Sir Richard Hadlee has expressed his shock at the sudden passing of former Australian cricketer Dean Jones, who he described as a good friend.
Jones died suddenly at the age of 59 in Mumbai last night of a suspected heart attack. He was working in India as a commentator for the Indian Premier League.
Jones played for Australia between 1984 and 1994, overlapping for a six year period with Sir Richard who retired from international cricket in 1990.
The former Black Cap pace bowler says the news took him by surprise.
"At 59 I mean that's far too young,: said Hadlee. "As a player and a competitor way back in our days in the 80s, yes we were at each other no question about that.
"We had some good contests on the field, but off the field we had mutual respect and over 30 odd years we developed a wonderful friendship, we did a lot of gigs together, we took the mickey out of each other. [We] had Christmas day with him actually last Christmas at his home in Romsey.
"That's the type of fella he was, he just had a lot of respect for other players, he engaged him. Just loved cricket, not only as a player but as a commentator, as a coach.
"At his home he's got part of the MCG playing outfield as part of his lawn, so that just shows you how much he loves cricket."
Jones played for Australia in 52 tests and 164 one-day internationals. He was known as a pioneering batsman in the 50 over game, as well as having impressive speed and fielding qualities - ones Hadlee took notice of.
"He was a great batsman in test cricket and a wonderful one day player, and I think he set the benchmark in one day cricket actually, more for his running between the wickets. He was so fast, stole a lot of runs and always had a smile on his face when he got to the other end.
"In our engagements we didn't say much of anything; I can't recall having a verbal stoush or anything like that. There was always a look, a nod, a wink, a glare and that's intimidation in itself."

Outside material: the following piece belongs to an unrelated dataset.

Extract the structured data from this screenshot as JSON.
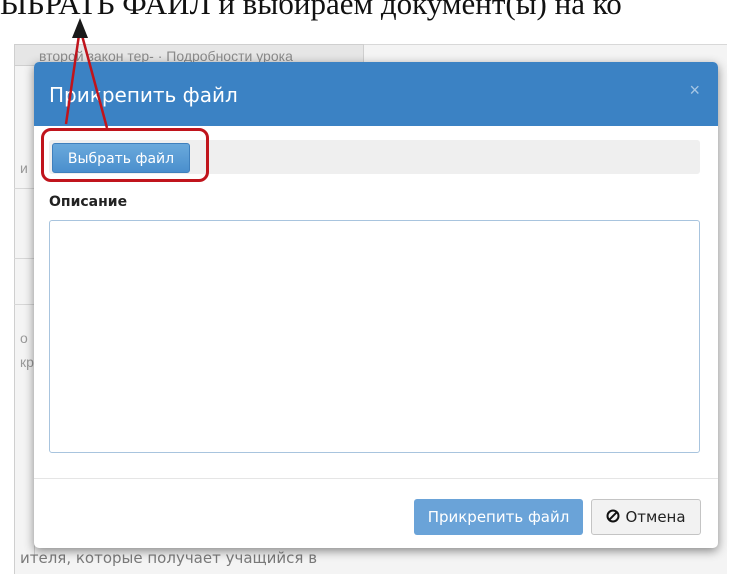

"He said to me 'If you had bowled to me you wouldn't have gotten 400 test wickets'."